### ASSIGNED TASK
Repeat all of the records word for word, but skip any picture.

[Excerpts from an interface dataset]
▬▬▬

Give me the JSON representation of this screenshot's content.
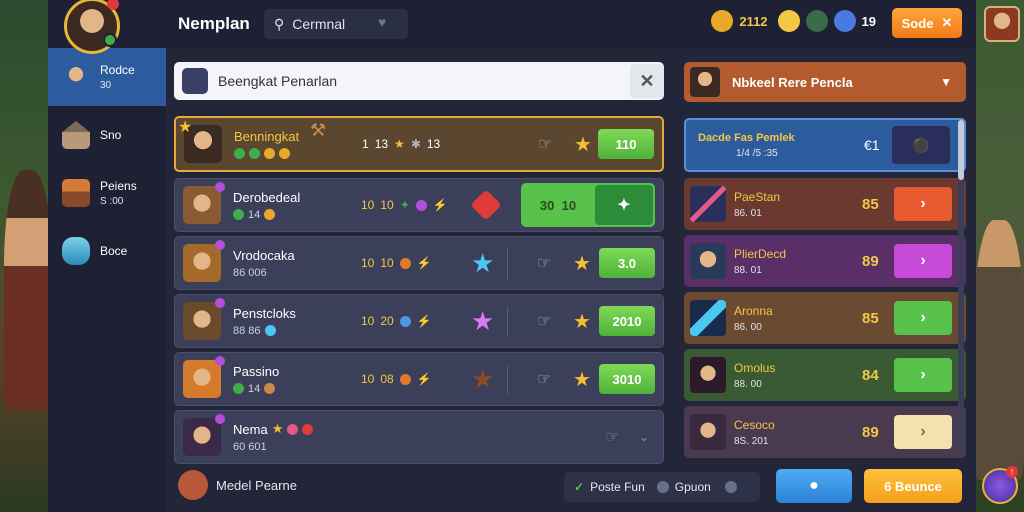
{
  "header": {
    "title": "Nemplan",
    "search_chip": "Cermnal",
    "currencies": [
      {
        "icon": "gold-coin-icon",
        "value": "2112",
        "color": "#f2c844"
      },
      {
        "icon": "star-coin-icon",
        "value": "",
        "color": "#f2c844"
      },
      {
        "icon": "gem-icon",
        "value": "",
        "color": "#3fae4a"
      },
      {
        "icon": "blue-crystal-icon",
        "value": "19",
        "color": "#ffffff"
      }
    ],
    "top_button_label": "Sode",
    "top_button_icon": "close-icon"
  },
  "sidebar": {
    "items": [
      {
        "label": "Rodce",
        "sub": "30"
      },
      {
        "label": "Sno",
        "sub": ""
      },
      {
        "label": "Peiens",
        "sub": "S :00"
      },
      {
        "label": "Boce",
        "sub": ""
      }
    ]
  },
  "main": {
    "search_text": "Beengkat Penarlan",
    "rows": [
      {
        "name": "Benningkat",
        "stats_a": "1",
        "stats_b": "13",
        "stats_c": "13",
        "button": "110",
        "featured": true
      },
      {
        "name": "Derobedeal",
        "sub": "14",
        "stats_a": "10",
        "stats_b": "10",
        "big_left": "30",
        "big_mid": "10",
        "featured": false
      },
      {
        "name": "Vrodocaka",
        "sub": "86 006",
        "stats_a": "10",
        "stats_b": "10",
        "button": "3.0",
        "featured": false
      },
      {
        "name": "Penstcloks",
        "sub": "88 86",
        "stats_a": "10",
        "stats_b": "20",
        "button": "2010",
        "featured": false
      },
      {
        "name": "Passino",
        "sub": "14",
        "stats_a": "10",
        "stats_b": "08",
        "button": "3010",
        "featured": false
      },
      {
        "name": "Nema",
        "sub": "60 601",
        "featured": false
      }
    ]
  },
  "right": {
    "header": "Nbkeel Rere Pencla",
    "selected": {
      "title": "Dacde Fas Pemlek",
      "sub": "1/4 /5 :35",
      "num": "€1"
    },
    "items": [
      {
        "name": "PaeStan",
        "sub": "86. 01",
        "score": "85",
        "bg": "#6a3a30",
        "btn": "#e85a32"
      },
      {
        "name": "PlierDecd",
        "sub": "88. 01",
        "score": "89",
        "bg": "#5a2e66",
        "btn": "#c84ad8"
      },
      {
        "name": "Aronna",
        "sub": "86. 00",
        "score": "85",
        "bg": "#6a4a30",
        "btn": "#58c24a"
      },
      {
        "name": "Omolus",
        "sub": "88. 00",
        "score": "84",
        "bg": "#3a5a34",
        "btn": "#58c24a"
      },
      {
        "name": "Cesoco",
        "sub": "8S. 201",
        "score": "89",
        "bg": "#4a3a50",
        "btn": "#f2e2b0"
      }
    ]
  },
  "footer": {
    "left_label": "Medel Pearne",
    "filter_label": "Poste Fun",
    "filter_option": "Gpuon",
    "orange_button": "6 Beunce"
  }
}
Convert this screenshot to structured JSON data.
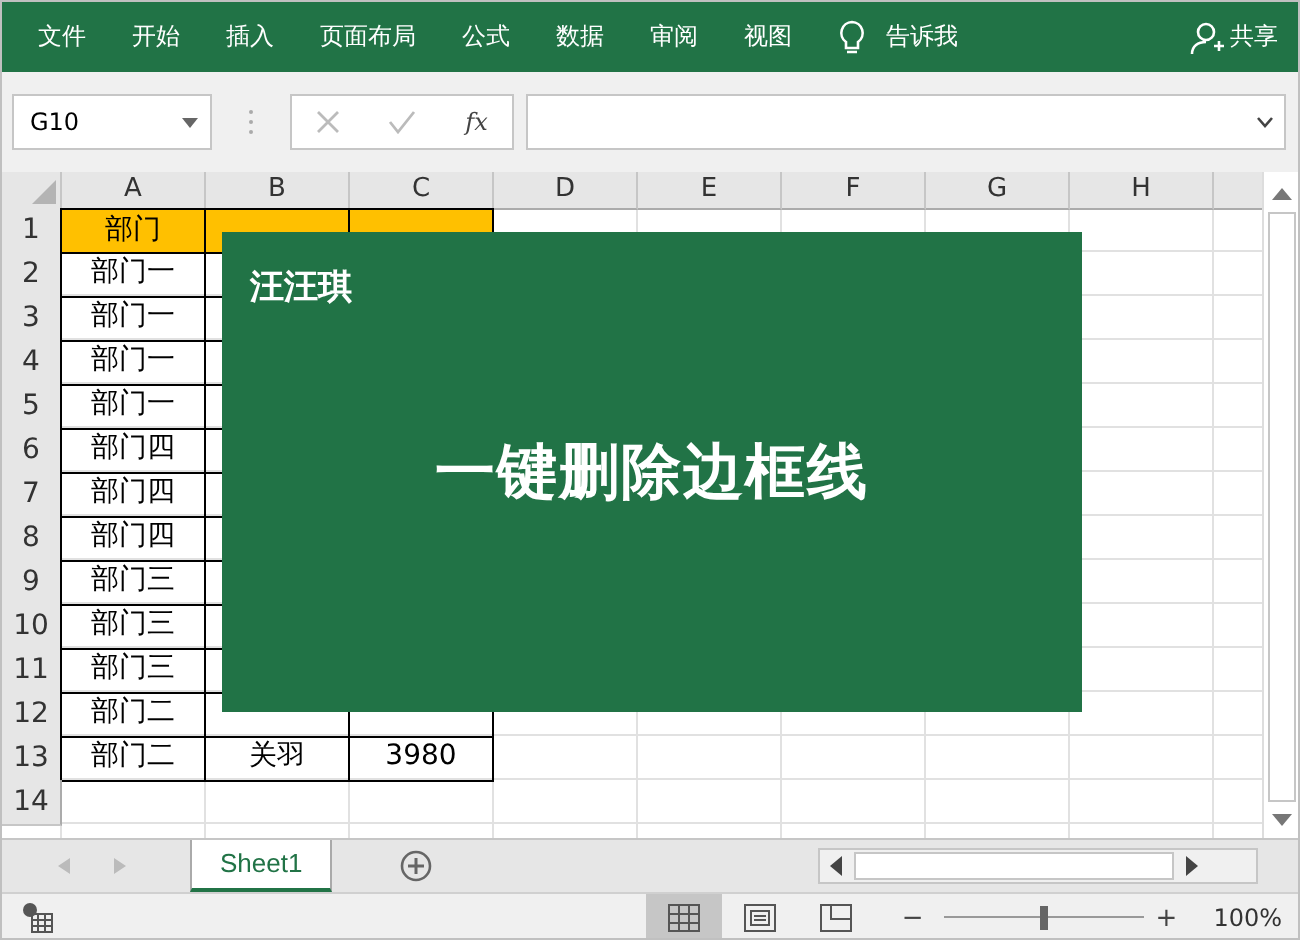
{
  "ribbon": {
    "tabs": [
      {
        "label": "文件",
        "selected": false
      },
      {
        "label": "开始",
        "selected": false
      },
      {
        "label": "插入",
        "selected": false
      },
      {
        "label": "页面布局",
        "selected": false
      },
      {
        "label": "公式",
        "selected": false
      },
      {
        "label": "数据",
        "selected": false
      },
      {
        "label": "审阅",
        "selected": false
      },
      {
        "label": "视图",
        "selected": false
      }
    ],
    "tell_me": "告诉我",
    "share": "共享"
  },
  "formula_bar": {
    "name_box": "G10",
    "fx": "fx"
  },
  "columns": [
    "A",
    "B",
    "C",
    "D",
    "E",
    "F",
    "G",
    "H"
  ],
  "rows": [
    {
      "number": "1",
      "header": true,
      "cells": [
        "部门"
      ]
    },
    {
      "number": "2",
      "header": false,
      "cells": [
        "部门一"
      ]
    },
    {
      "number": "3",
      "header": false,
      "cells": [
        "部门一"
      ]
    },
    {
      "number": "4",
      "header": false,
      "cells": [
        "部门一"
      ]
    },
    {
      "number": "5",
      "header": false,
      "cells": [
        "部门一"
      ]
    },
    {
      "number": "6",
      "header": false,
      "cells": [
        "部门四"
      ]
    },
    {
      "number": "7",
      "header": false,
      "cells": [
        "部门四"
      ]
    },
    {
      "number": "8",
      "header": false,
      "cells": [
        "部门四"
      ]
    },
    {
      "number": "9",
      "header": false,
      "cells": [
        "部门三"
      ]
    },
    {
      "number": "10",
      "header": false,
      "cells": [
        "部门三"
      ]
    },
    {
      "number": "11",
      "header": false,
      "cells": [
        "部门三"
      ]
    },
    {
      "number": "12",
      "header": false,
      "cells": [
        "部门二"
      ]
    },
    {
      "number": "13",
      "header": false,
      "cells": [
        "部门二",
        "关羽",
        "3980"
      ]
    },
    {
      "number": "14",
      "header": false,
      "cells": []
    }
  ],
  "overlay": {
    "author": "汪汪琪",
    "title": "一键删除边框线"
  },
  "sheet_tabs": [
    {
      "label": "Sheet1",
      "selected": true
    }
  ],
  "status_bar": {
    "zoom_minus": "−",
    "zoom_plus": "+",
    "zoom": {
      "level": 0.48
    },
    "zoom_text": "100%"
  }
}
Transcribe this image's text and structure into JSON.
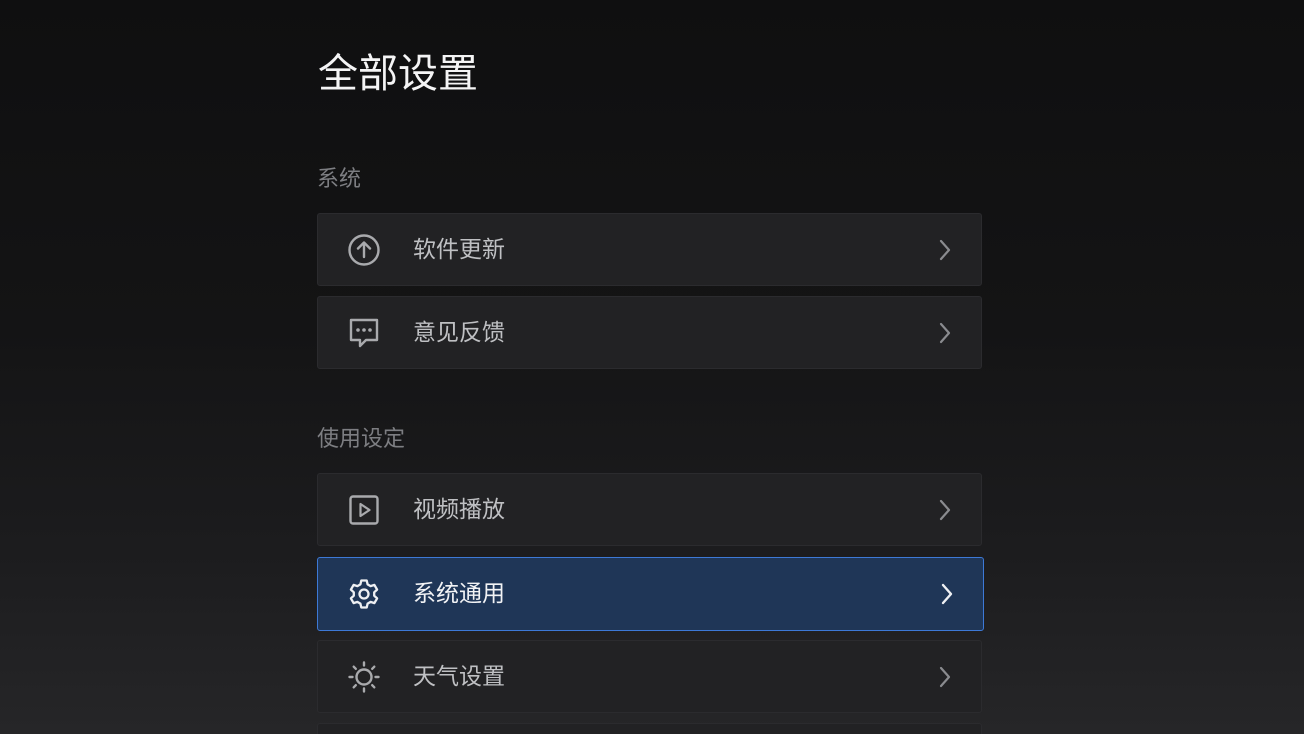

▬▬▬

### EXERCISE RESULT
Give me the JSON representation of this screenshot's content.
{
  "header": {
    "title": "Nemplan",
    "search_chip": "Cermnal",
    "currencies": [
      {
        "icon": "gold-coin-icon",
        "value": "2112",
        "color": "#f2c844"
      },
      {
        "icon": "star-coin-icon",
        "value": "",
        "color": "#f2c844"
      },
      {
        "icon": "gem-icon",
        "value": "",
        "color": "#3fae4a"
      },
      {
        "icon": "blue-crystal-icon",
        "value": "19",
        "color": "#ffffff"
      }
    ],
    "top_button_label": "Sode",
    "top_button_icon": "close-icon"
  },
  "sidebar": {
    "items": [
      {
        "label": "Rodce",
        "sub": "30"
      },
      {
        "label": "Sno",
        "sub": ""
      },
      {
        "label": "Peiens",
        "sub": "S :00"
      },
      {
        "label": "Boce",
        "sub": ""
      }
    ]
  },
  "main": {
    "search_text": "Beengkat Penarlan",
    "rows": [
      {
        "name": "Benningkat",
        "stats_a": "1",
        "stats_b": "13",
        "stats_c": "13",
        "button": "110",
        "featured": true
      },
      {
        "name": "Derobedeal",
        "sub": "14",
        "stats_a": "10",
        "stats_b": "10",
        "big_left": "30",
        "big_mid": "10",
        "featured": false
      },
      {
        "name": "Vrodocaka",
        "sub": "86 006",
        "stats_a": "10",
        "stats_b": "10",
        "button": "3.0",
        "featured": false
      },
      {
        "name": "Penstcloks",
        "sub": "88 86",
        "stats_a": "10",
        "stats_b": "20",
        "button": "2010",
        "featured": false
      },
      {
        "name": "Passino",
        "sub": "14",
        "stats_a": "10",
        "stats_b": "08",
        "button": "3010",
        "featured": false
      },
      {
        "name": "Nema",
        "sub": "60 601",
        "featured": false
      }
    ]
  },
  "right": {
    "header": "Nbkeel Rere Pencla",
    "selected": {
      "title": "Dacde Fas Pemlek",
      "sub": "1/4 /5 :35",
      "num": "€1"
    },
    "items": [
      {
        "name": "PaeStan",
        "sub": "86. 01",
        "score": "85",
        "bg": "#6a3a30",
        "btn": "#e85a32"
      },
      {
        "name": "PlierDecd",
        "sub": "88. 01",
        "score": "89",
        "bg": "#5a2e66",
        "btn": "#c84ad8"
      },
      {
        "name": "Aronna",
        "sub": "86. 00",
        "score": "85",
        "bg": "#6a4a30",
        "btn": "#58c24a"
      },
      {
        "name": "Omolus",
        "sub": "88. 00",
        "score": "84",
        "bg": "#3a5a34",
        "btn": "#58c24a"
      },
      {
        "name": "Cesoco",
        "sub": "8S. 201",
        "score": "89",
        "bg": "#4a3a50",
        "btn": "#f2e2b0"
      }
    ]
  },
  "footer": {
    "left_label": "Medel Pearne",
    "filter_label": "Poste Fun",
    "filter_option": "Gpuon",
    "orange_button": "6 Beunce"
  }
}
Convert this screenshot to structured JSON data.
{
  "ribbon": {
    "tabs": [
      {
        "label": "文件",
        "selected": false
      },
      {
        "label": "开始",
        "selected": false
      },
      {
        "label": "插入",
        "selected": false
      },
      {
        "label": "页面布局",
        "selected": false
      },
      {
        "label": "公式",
        "selected": false
      },
      {
        "label": "数据",
        "selected": false
      },
      {
        "label": "审阅",
        "selected": false
      },
      {
        "label": "视图",
        "selected": false
      }
    ],
    "tell_me": "告诉我",
    "share": "共享"
  },
  "formula_bar": {
    "name_box": "G10",
    "fx": "fx"
  },
  "columns": [
    "A",
    "B",
    "C",
    "D",
    "E",
    "F",
    "G",
    "H"
  ],
  "rows": [
    {
      "number": "1",
      "header": true,
      "cells": [
        "部门"
      ]
    },
    {
      "number": "2",
      "header": false,
      "cells": [
        "部门一"
      ]
    },
    {
      "number": "3",
      "header": false,
      "cells": [
        "部门一"
      ]
    },
    {
      "number": "4",
      "header": false,
      "cells": [
        "部门一"
      ]
    },
    {
      "number": "5",
      "header": false,
      "cells": [
        "部门一"
      ]
    },
    {
      "number": "6",
      "header": false,
      "cells": [
        "部门四"
      ]
    },
    {
      "number": "7",
      "header": false,
      "cells": [
        "部门四"
      ]
    },
    {
      "number": "8",
      "header": false,
      "cells": [
        "部门四"
      ]
    },
    {
      "number": "9",
      "header": false,
      "cells": [
        "部门三"
      ]
    },
    {
      "number": "10",
      "header": false,
      "cells": [
        "部门三"
      ]
    },
    {
      "number": "11",
      "header": false,
      "cells": [
        "部门三"
      ]
    },
    {
      "number": "12",
      "header": false,
      "cells": [
        "部门二"
      ]
    },
    {
      "number": "13",
      "header": false,
      "cells": [
        "部门二",
        "关羽",
        "3980"
      ]
    },
    {
      "number": "14",
      "header": false,
      "cells": []
    }
  ],
  "overlay": {
    "author": "汪汪琪",
    "title": "一键删除边框线"
  },
  "sheet_tabs": [
    {
      "label": "Sheet1",
      "selected": true
    }
  ],
  "status_bar": {
    "zoom_minus": "−",
    "zoom_plus": "+",
    "zoom": {
      "level": 0.48
    },
    "zoom_text": "100%"
  }
}
Transcribe this image's text and structure into JSON.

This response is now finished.